top of page

Rituals and Microdosing: Crafting Personal Meaning

The heightened awareness of self and surroundings that microdosing offers can enable us to find the significance necessary to create and enact rituals for connection. By bringing us to moments of stillness and presence, rituals provide the space through which we can integrate our experiences in daily life, but also our experiences in the enhanced states produced by microdosing.

What is Microdosing?

Microdosing, the practice of taking small, sub-perceptual doses of psychedelic substances, is a trend that continues to grow and evolve, no longer limited to Silicon Valley productivity hackers, but broadly appealing to those who want to improve their wellbeing.

Although scientific research on microdosing is limited, the anecdotal benefits are plentiful and include improved focus, heightened creativity, relief from the symptoms of depression and anxiety, increased energy and emotional openness, reduced dependence on substances, and elevated spiritual awareness.

Despite the reported benefits being manifold, microdosing is no magic bullet or quick-fix remedy to your problems. In order to gain the full benefits of microdosing you have to consciously and intentionally work with your experiences and one way of doing that is to create meaningful rituals in your life.

What is a Ritual?

A ritual consists of a series of actions performed in a prescribed order, and commonly, people use the term ‘ritual’ interchangeably with ‘routine’. However, the crucial difference that separates them is that rituals are enacted consciously, necessitating intentionality, deliberateness, and mindful presence. Comparatively, our routines have become so habitualized that they are given little thought, inevitably becoming unconscious, automatic behaviours.

In his essay “Every Act as a Ceremony,” author Charles Eisenstein suggests that making space in your life for ritual can go about producing a fundamental shift in worldview, offering a “glimpse of a sacred destination” that holds within it the understanding that every act can be a ceremony and every word can be a prayer.

The importance of rituals rests in their meaning-making function that transcends the materiality of the ritual act. For an outside observer, rituals often seem obscure or irrational. However, rituals don’t need to serve a concrete aim, the most important thing is that they provide you, the ritual-performer, with vestiges of meaning.

Rituals can be thought of as potential tools to strengthen and support your microdosing practice as they help to facilitate a deeper connection with the here and now. Bringing awareness to the moment through ritual acts like ceremoniously lighting a candle or reverently whispering words of gratitude can leave you feeling more grounded, spiritually connected, and aligned with your values, creating inner clarity, and increased emotional stability.

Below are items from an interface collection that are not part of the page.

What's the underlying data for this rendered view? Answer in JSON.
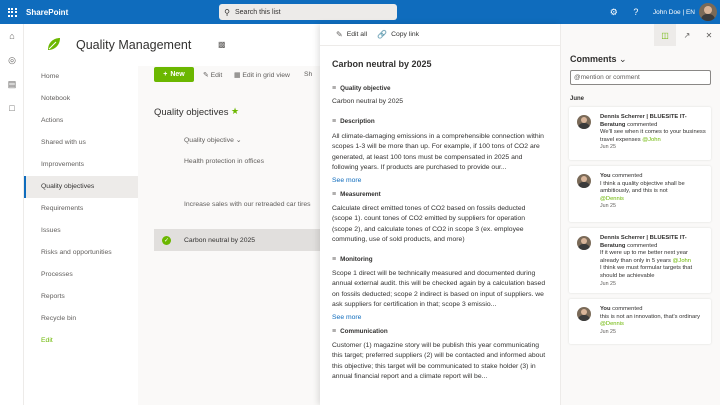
{
  "topbar": {
    "brand": "SharePoint",
    "search_placeholder": "Search this list",
    "user_name": "John Doe | EN",
    "icons": [
      "waffle-icon",
      "gear-icon",
      "help-icon",
      "avatar"
    ]
  },
  "site": {
    "title": "Quality Management",
    "accent_color": "#6bb700",
    "brand_color": "#0f6cbd"
  },
  "nav": {
    "items": [
      "Home",
      "Notebook",
      "Actions",
      "Shared with us",
      "Improvements",
      "Quality objectives",
      "Requirements",
      "Issues",
      "Risks and opportunities",
      "Processes",
      "Reports",
      "Recycle bin",
      "Edit"
    ],
    "active_index": 5
  },
  "commandbar": {
    "new_label": "New",
    "edit_label": "Edit",
    "grid_label": "Edit in grid view",
    "share_label": "Sh"
  },
  "list": {
    "title": "Quality objectives",
    "column_header": "Quality objective",
    "rows": [
      "Health protection in offices",
      "Increase sales with our retreaded car tires",
      "Carbon neutral by 2025"
    ]
  },
  "panel": {
    "edit_all": "Edit all",
    "copy_link": "Copy link",
    "title": "Carbon neutral by 2025",
    "fields": [
      {
        "label": "Quality objective",
        "value": "Carbon neutral by 2025",
        "see_more": ""
      },
      {
        "label": "Description",
        "value": "All climate-damaging emissions in a comprehensible connection within scopes 1-3 will be more than up. For example, if 100 tons of CO2 are generated, at least 100 tons must be compensated in 2025 and following years. If products are purchased to provide our...",
        "see_more": "See more"
      },
      {
        "label": "Measurement",
        "value": "Calculate direct emitted tones of CO2 based on fossils deducted (scope 1). count tones of CO2 emitted by suppliers for operation (scope 2), and calculate tones of CO2 in scope 3 (ex. employee commuting, use of sold products, and more)",
        "see_more": ""
      },
      {
        "label": "Monitoring",
        "value": "Scope 1 direct will be technically measured and documented during annual external audit. this will be checked again by a calculation based on fossils deducted; scope 2 indirect is based on input of suppliers. we ask suppliers for certification in that; scope 3 emissio...",
        "see_more": "See more"
      },
      {
        "label": "Communication",
        "value": "Customer (1) magazine story will be publish this year communicating this target; preferred suppliers (2) will be contacted and informed about this objective; this target will be communicated to stake holder (3) in annual financial report and a climate report will be...",
        "see_more": ""
      }
    ]
  },
  "comments": {
    "title": "Comments",
    "input_placeholder": "@mention or comment",
    "month": "June",
    "items": [
      {
        "author": "Dennis Scherrer | BLUESITE IT-Beratung",
        "verb": "commented",
        "text": "We'll see when it comes to your business travel expenses",
        "mention": "@John",
        "after": "",
        "date": "Jun 25"
      },
      {
        "author": "You",
        "verb": "commented",
        "text": "I think a quality objective shall be ambitiously, and this is not",
        "mention": "@Dennis",
        "after": "",
        "date": "Jun 25"
      },
      {
        "author": "Dennis Scherrer | BLUESITE IT-Beratung",
        "verb": "commented",
        "text": "If it were up to me better next year already than only in 5 years",
        "mention": "@John",
        "after": "I think we must formular targets that should be achievable",
        "date": "Jun 25"
      },
      {
        "author": "You",
        "verb": "commented",
        "text": "this is not an innovation, that's ordinary",
        "mention": "@Dennis",
        "after": "",
        "date": "Jun 25"
      }
    ]
  }
}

Although they frequently go unnoticed, modern life offers an abundance of rituals. For example, making your coffee in the morning, what you do within the initial minutes of waking up, or even how you groom yourself can be a ritual. It can be helpful to think of every regular daily experience as an opportunity to create ritual.

Ritual as a Vehicle for Integration

One of the benefits of microdosing is that it can help us increase awareness of moments when we would normally switch to ‘autopilot’ and engage in habitualized tendencies lacking our conscious participation.

People choose to start microdosing for a diverse range of reasons, each having their own unique intentions and goals. Whatever your reasons for microdosing, it is important to carve out time to actively integrate what you are learning. Similar to the reasons that brought you to your microdosing practice, creating rituals in your life is a deeply personal process, and the ones that you choose to embody will ultimately be a reflection of your values.

In his well-known book, The Psychedelic Explorer’s Guide: Safe, Therapeutic, and Sacred Journeys, psychologist and psychedelic researcher James Fadiman lays out a protocol for dosing used today by a majority of microdosers. Beyond the dosing guidelines, Fadiman also suggests taking time to write reflectively every day (even if it is just a couple of lines).

Developing our reflective abilities will naturally assist our process of integration which consists of identifying threads of significance and the fabric they comprise all-together. The act of writing daily - a writing ritual - can put you in touch with your intentions and goals, how you feel, and what you are learning. In establishing a writing ritual, you will more easily be able to identify changes to your mood, emotional experience, and physical condition.

Microdosing calls attention to the things you need to embrace or change about your habits, behavior, and environment in order to get closer to your authentic self. Incorporating ceremony and ritual in your day-to-day life brings you into closer contact with the raw substance of reality, providing countless opportunities to cultivate a greater sense of meaning and purpose in your life.

Over time, the sheer practice of lighting a candle may gradually evolve into consecrating and caring for an altar place. The reverence placed into one ritual act ultimately has the potential to radiate outwardly and leak into every other part of our lives. Much like microdosing, our rituals can set the tone for each action and utterance to be fully aligned with who we want to be and the world in which we want to live.

214 views0 comments

Recent Posts

See All


bottom of page